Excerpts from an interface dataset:
━━━━━━━━━━
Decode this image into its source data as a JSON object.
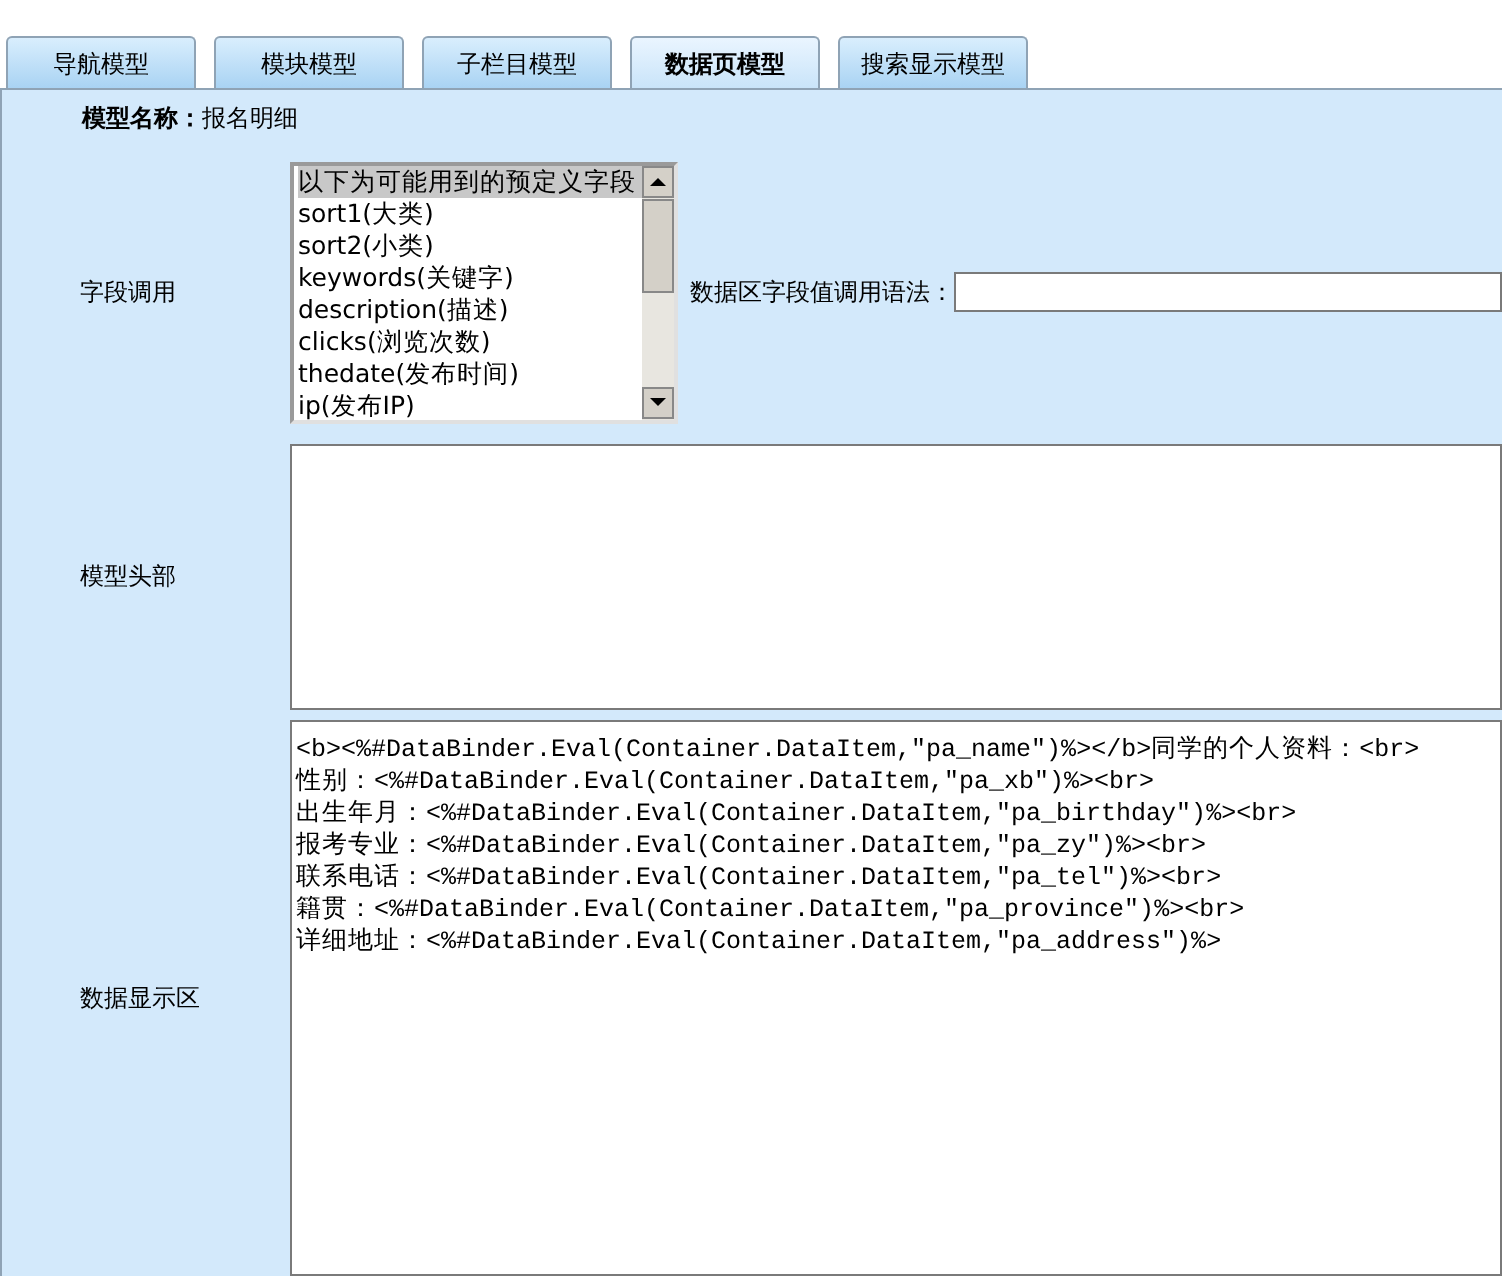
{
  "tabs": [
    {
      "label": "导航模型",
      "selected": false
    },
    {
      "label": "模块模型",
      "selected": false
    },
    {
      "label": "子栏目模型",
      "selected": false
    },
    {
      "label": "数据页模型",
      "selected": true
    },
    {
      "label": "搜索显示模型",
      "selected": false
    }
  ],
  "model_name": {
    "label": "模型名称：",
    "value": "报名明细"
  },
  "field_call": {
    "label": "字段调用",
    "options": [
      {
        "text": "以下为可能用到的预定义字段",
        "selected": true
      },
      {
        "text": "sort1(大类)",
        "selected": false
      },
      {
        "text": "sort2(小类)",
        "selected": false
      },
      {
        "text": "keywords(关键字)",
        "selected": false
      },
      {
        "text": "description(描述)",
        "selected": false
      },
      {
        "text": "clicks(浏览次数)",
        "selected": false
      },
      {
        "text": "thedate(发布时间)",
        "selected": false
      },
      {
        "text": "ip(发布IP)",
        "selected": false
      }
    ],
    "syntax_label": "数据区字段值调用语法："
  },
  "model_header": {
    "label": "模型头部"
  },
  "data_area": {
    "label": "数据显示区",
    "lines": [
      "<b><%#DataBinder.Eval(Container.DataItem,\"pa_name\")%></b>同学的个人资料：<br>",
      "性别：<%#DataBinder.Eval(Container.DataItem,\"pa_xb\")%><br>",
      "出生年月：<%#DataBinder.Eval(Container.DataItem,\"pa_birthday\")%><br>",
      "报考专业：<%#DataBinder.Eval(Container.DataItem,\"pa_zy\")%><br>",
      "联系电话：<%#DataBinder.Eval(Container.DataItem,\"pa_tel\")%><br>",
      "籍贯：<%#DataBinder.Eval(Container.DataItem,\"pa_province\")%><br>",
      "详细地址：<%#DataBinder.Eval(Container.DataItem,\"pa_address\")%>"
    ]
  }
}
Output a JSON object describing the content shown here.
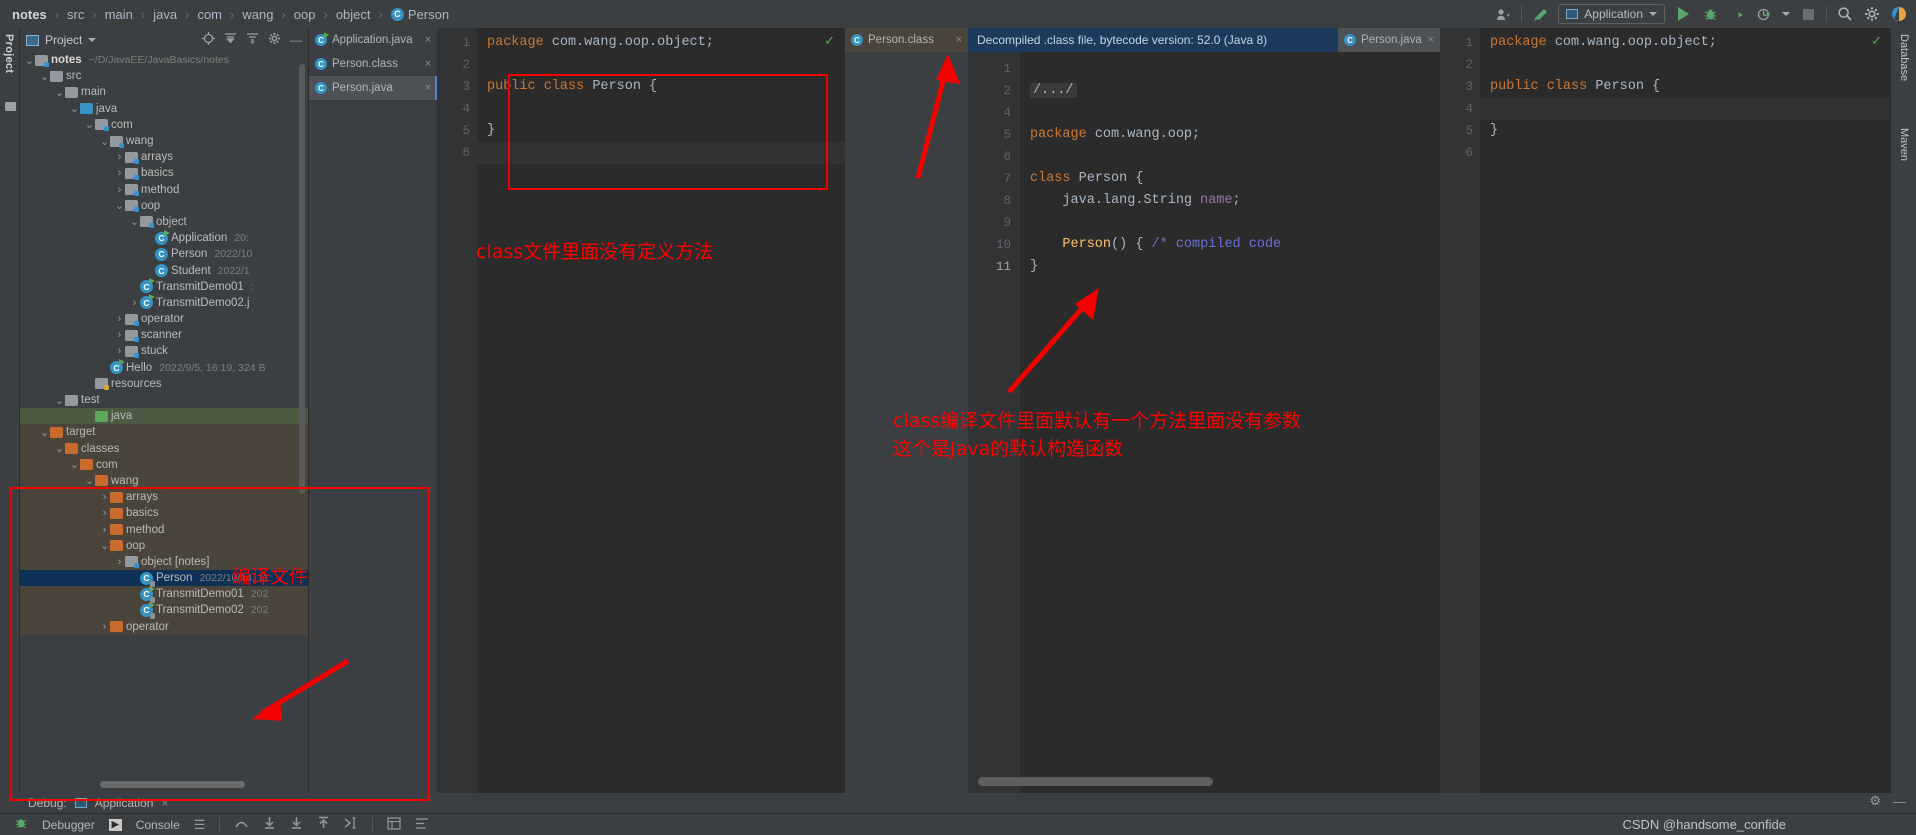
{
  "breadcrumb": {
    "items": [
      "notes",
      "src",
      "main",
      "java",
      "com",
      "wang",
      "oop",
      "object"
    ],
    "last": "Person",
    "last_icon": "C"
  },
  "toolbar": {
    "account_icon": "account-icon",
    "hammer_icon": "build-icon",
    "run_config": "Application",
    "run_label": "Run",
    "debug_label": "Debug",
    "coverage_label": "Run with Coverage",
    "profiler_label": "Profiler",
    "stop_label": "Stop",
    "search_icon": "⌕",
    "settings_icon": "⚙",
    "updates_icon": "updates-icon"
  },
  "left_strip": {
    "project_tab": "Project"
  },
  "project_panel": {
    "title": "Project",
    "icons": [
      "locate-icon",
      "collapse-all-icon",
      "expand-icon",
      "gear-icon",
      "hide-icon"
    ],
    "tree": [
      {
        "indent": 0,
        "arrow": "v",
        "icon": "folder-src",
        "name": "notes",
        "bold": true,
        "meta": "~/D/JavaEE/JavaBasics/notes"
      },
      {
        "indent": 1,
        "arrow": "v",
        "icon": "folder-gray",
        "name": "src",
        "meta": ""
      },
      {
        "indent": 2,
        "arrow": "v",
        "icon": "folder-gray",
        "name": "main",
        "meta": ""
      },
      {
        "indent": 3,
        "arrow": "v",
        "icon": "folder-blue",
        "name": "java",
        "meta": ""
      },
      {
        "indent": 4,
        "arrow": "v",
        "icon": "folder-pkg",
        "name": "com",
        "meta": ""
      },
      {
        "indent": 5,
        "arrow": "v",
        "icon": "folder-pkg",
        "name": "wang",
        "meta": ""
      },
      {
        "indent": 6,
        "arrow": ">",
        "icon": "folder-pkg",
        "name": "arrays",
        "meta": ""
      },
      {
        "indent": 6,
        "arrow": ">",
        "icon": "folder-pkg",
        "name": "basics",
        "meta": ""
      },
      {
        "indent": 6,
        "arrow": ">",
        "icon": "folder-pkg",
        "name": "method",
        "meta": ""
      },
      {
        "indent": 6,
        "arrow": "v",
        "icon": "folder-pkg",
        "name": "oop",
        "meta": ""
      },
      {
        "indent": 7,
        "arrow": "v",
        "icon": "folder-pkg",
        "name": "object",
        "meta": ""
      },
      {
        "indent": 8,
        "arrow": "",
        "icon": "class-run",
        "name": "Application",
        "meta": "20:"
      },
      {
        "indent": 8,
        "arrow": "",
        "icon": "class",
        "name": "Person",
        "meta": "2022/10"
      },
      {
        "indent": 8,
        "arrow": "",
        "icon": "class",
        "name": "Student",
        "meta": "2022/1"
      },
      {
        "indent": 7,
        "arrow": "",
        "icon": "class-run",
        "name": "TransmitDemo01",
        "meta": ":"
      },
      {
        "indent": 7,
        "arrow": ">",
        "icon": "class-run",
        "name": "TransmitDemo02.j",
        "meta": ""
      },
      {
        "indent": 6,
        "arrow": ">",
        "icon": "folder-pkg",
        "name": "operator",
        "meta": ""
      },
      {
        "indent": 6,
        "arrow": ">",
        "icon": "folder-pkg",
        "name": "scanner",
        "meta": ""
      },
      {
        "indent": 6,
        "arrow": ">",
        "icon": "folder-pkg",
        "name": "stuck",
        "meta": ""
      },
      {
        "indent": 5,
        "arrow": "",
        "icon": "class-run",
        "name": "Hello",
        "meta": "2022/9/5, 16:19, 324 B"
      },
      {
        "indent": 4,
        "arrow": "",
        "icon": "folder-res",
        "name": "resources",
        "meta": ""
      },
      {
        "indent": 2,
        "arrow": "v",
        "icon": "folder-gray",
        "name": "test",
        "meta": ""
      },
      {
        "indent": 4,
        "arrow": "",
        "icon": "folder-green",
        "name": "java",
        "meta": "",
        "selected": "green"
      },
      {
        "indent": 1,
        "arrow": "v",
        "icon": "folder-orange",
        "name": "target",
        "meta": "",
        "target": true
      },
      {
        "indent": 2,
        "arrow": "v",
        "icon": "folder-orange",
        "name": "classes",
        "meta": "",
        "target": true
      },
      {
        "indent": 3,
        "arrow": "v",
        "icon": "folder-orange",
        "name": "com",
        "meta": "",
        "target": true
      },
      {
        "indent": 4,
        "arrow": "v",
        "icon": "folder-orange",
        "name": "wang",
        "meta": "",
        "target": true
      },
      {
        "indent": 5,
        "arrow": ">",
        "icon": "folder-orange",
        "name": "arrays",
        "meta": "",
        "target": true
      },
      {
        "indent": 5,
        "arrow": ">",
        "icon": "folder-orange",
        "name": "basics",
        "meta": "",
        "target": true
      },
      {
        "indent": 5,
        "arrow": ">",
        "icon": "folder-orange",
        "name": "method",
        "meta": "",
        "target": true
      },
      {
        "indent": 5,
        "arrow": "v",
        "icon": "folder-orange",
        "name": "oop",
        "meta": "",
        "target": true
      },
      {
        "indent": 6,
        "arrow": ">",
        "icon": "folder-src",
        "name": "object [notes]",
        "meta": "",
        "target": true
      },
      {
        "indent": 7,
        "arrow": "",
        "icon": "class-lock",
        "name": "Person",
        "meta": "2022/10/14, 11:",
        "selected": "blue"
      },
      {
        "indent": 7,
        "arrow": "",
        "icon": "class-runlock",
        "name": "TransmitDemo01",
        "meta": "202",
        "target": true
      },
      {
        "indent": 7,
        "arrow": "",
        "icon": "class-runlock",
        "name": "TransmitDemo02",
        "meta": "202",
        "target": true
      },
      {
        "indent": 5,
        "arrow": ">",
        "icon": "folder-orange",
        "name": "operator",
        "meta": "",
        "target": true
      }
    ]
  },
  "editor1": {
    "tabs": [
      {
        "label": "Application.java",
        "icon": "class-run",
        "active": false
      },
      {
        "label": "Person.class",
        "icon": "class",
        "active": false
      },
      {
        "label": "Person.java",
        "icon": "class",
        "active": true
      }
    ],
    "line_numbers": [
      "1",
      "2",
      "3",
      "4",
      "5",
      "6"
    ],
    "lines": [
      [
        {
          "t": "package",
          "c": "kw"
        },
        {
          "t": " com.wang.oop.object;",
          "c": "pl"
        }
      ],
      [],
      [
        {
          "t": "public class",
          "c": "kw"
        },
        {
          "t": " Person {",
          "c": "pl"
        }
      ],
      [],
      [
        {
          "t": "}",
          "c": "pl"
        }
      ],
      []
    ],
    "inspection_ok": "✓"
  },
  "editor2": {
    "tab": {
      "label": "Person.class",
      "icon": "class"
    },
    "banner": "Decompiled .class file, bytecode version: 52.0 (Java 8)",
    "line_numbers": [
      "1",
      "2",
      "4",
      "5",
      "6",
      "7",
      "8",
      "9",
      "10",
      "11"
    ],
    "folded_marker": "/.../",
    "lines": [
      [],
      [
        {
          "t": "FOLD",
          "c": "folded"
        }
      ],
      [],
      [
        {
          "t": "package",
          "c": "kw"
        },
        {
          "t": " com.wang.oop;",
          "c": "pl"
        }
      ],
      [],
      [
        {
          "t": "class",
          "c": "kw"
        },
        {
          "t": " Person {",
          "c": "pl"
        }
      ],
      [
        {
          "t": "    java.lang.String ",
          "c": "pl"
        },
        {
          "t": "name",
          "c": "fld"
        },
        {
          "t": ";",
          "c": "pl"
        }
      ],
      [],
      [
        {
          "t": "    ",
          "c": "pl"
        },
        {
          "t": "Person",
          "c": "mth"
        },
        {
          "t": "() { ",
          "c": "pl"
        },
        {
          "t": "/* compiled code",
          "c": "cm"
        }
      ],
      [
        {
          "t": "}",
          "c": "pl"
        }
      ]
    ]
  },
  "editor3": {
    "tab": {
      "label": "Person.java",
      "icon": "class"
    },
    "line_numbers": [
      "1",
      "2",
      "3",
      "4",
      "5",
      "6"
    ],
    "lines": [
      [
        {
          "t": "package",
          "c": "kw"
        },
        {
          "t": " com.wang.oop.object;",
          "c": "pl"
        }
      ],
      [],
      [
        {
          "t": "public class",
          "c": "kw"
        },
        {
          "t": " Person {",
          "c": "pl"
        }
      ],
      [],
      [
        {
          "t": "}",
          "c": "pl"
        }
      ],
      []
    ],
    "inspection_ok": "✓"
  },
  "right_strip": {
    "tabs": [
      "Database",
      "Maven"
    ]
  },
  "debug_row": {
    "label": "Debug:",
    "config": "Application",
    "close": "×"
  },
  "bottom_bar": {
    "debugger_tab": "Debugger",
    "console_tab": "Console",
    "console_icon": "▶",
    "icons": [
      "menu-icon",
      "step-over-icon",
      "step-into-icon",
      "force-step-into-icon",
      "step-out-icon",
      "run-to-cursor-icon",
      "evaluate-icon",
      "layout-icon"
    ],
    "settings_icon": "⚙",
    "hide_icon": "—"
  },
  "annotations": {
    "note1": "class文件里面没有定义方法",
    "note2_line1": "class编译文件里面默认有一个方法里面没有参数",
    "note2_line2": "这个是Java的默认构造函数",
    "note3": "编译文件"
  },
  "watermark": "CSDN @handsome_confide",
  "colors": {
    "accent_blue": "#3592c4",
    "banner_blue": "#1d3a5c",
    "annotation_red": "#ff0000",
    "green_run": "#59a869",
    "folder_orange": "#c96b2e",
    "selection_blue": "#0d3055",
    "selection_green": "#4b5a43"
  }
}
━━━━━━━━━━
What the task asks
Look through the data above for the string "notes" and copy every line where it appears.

Answer for this exercise
      "notes",
        "name": "notes",
        "meta": "~/D/JavaEE/JavaBasics/notes"
        "name": "object [notes]",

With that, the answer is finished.